During hurricane Ike we lost our large chest freezer. We had only a few days to eat the food from it before we had to toss EVERYTHING. I still have not replaced my large chest freezer. We have a full size fridge in my house and one in the garage. Both freezers are always FULL. I am good about rotating and using the food from both freezers, not as good though at rotating the things in my fridges! However, I really do wish I had my large freezer again for those really good meat deals. I also would keep many gallons of milk, ice cream, frozen dough, juice and bread to keep those last minute runs to the grocery store down. 

A full size chest freezer is well worth the money. A quick look at craigslist and I found many under $100. This will pay for itself in no time. The older units pull a lot of electricity, so keep that in mind and look for a newer model. Chest freezers are less expensive than upright freezers, obviously uprights are a little more convenient when looking for what you are storing!

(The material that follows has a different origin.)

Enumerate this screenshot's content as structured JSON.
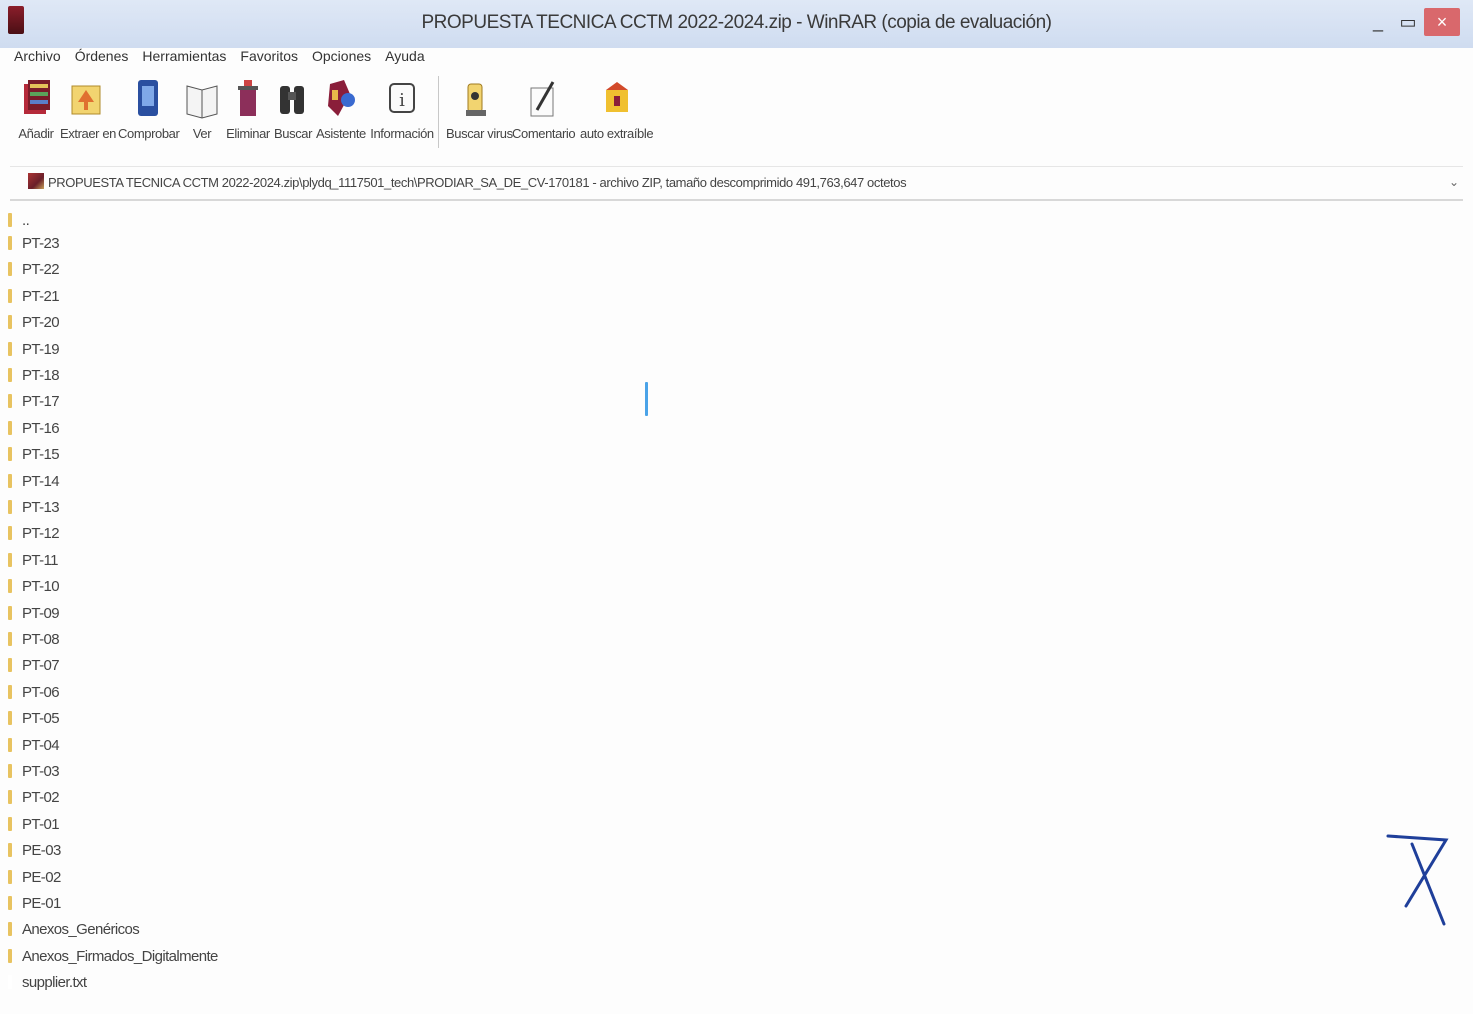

I label EVERYTHING that I put in the freezer with a permanent marker. I bribe a bigger kid to help me pull the bottom items up when I am loading a new shopping trip in ( when I had my chest freezer) now I do take the time to pull forward the older items to attempt to rotate it all. We pick blueberries in the summer and freeze 40 lbs at a time. It is important to remember when freezing fruit to NOT WASH it before you freeze if possible, and if you can flash freeze it first. 

Freezing Dairy?

** The HIGER the fat content the better it freezes, above 40% is best.

~Butter can be frozen for 6 to 9 months in its original coated paper packages. Margarine will last for 12 months.
~Cream cheese, dry cottage cheese and farmer’s cheese can be kept in the freezer for three months. Avoid freezing creamed cottage cheese because it breaks down and gets mushy.
~Hard cheeses such as cheddar, Colby, Gouda, Swiss and Edam should be cut and wrapped in small pieces of less than one pound. If you use grated cheeses frequently, grate them first and then freeze in freezer-weight plastic bags or plastic freezer containers. Before using, thaw grated cheese in the refrigerator.
~Processed cheese like Velveeta can be frozen in a loaf or in slices for up to four months. Blue cheese freezes well for three months, but it will become crumbly after thawing.
~You can freeze light and heavy cream, evaporated milk and half-and-half for up to two months. Heavy cream may not whip up after thawing, however. Don’t freeze these products in their original containers. Store in plastic freezer containers or glass jars. Leave one inch of headspace because the liquids will expand as they freeze and you don’t want a dairy explosion in the freezer.
~Milk will store in the freezer for one month, but make sure you leave expansion room in the container.
~Eggs can’t be frozen in their original state, but you can break the eggs and add one tablespoon of milk or water per egg and a dash of salt. Scramble them before you put them in a freezer container. Thaw in the refrigerator and use for scrambled eggs, pancakes, waffles or French toast.

Do you use a freezer? Has it helped you save money?

Food Storage Friday ( Just a heads up!)

January 28, 2010

On Friday’s I want to start writing a new post specifically for food storage. If you have the opportunity to purchase this much extra food you need to know how to store it. Recently, I had a major run-in with those little food destroying moths. They have wrecked havoc on my dry goods! I don’t want the same thing to happen to you! These are some topics I want to cover:

~ What is food storage?
~ Food Storage vs. Stockpiling vs. Hoarding
~ What to store?
~ How to store it?
~ How much do I need for my/your size family?
~ How long does it last.
~ Where to store it.
~ I need a buying plan…
~ How do I rotate my food?

If there is anything that you would like some information on or if you have any thing to add or offer please leave a comment. Do you have a system that works for you that you can share with us? I would love to have some guest posts.